In the future, people who have a stroke may be able to benefit from an innovative new treatment, paid for through expatriate health insurance policies.
Scientists at the University of Copenhagen have designed, created and patented a product that could help to minimise the brain damage caused by this condition.
Their new compound is 1,000 times more effective at binding to the target proteins than other drugs that are being tested on people who have had a stroke, the investigators claimed.
The research was published in journal the Proceedings of the National Academy of Sciences of the United States of America.
When people suffer from a stroke, they release large amounts of glutamate, which over-activates receptors in nearby cells and causes a spike in calcium levels.
A resulting chain reaction occurs, which causes cell death and can result in significant brain damage.

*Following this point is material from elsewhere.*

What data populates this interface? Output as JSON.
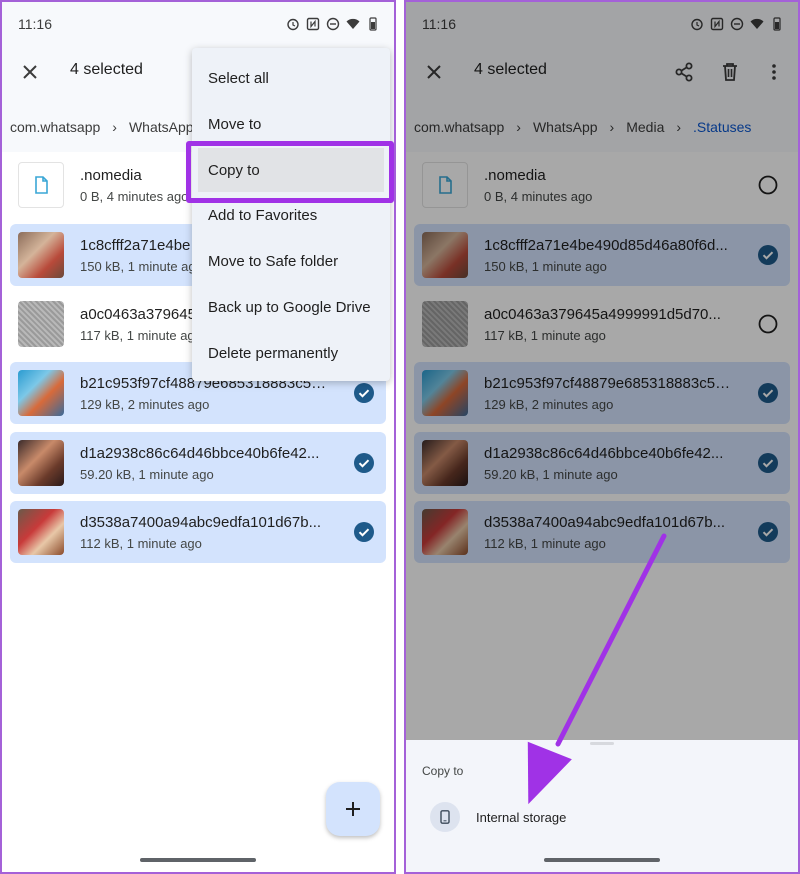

In the US alone, over 140,000 people die every year as a result of this condition. Symptoms include dizziness, loss of vision, weakness, numbness or paralysis along one side of the body, difficulty swallowing and communication problems.
However, Anders Bach, postdoctoral researcher and medicinal chemist at the Faculty of Health and Medical Science, claimed the new compound "reduces the dead area in the brain after a stroke by 40 per cent".
It is significantly more effective than current drugs being examined in clinical trials and can also improve motor function in the victims of stroke, he argued, citing experiments that showed mice having greater grip strength after being exposed to the substance.
Furthermore, it can "pass through the blood-brain barrier", which is a significant challenge in the development of clinical drugs, the researcher added.
"Even though the compound binds effectively in laboratory studies and shows promising biological activity in animal models, we will still have many challenges to overcome," Mr Bach concluded.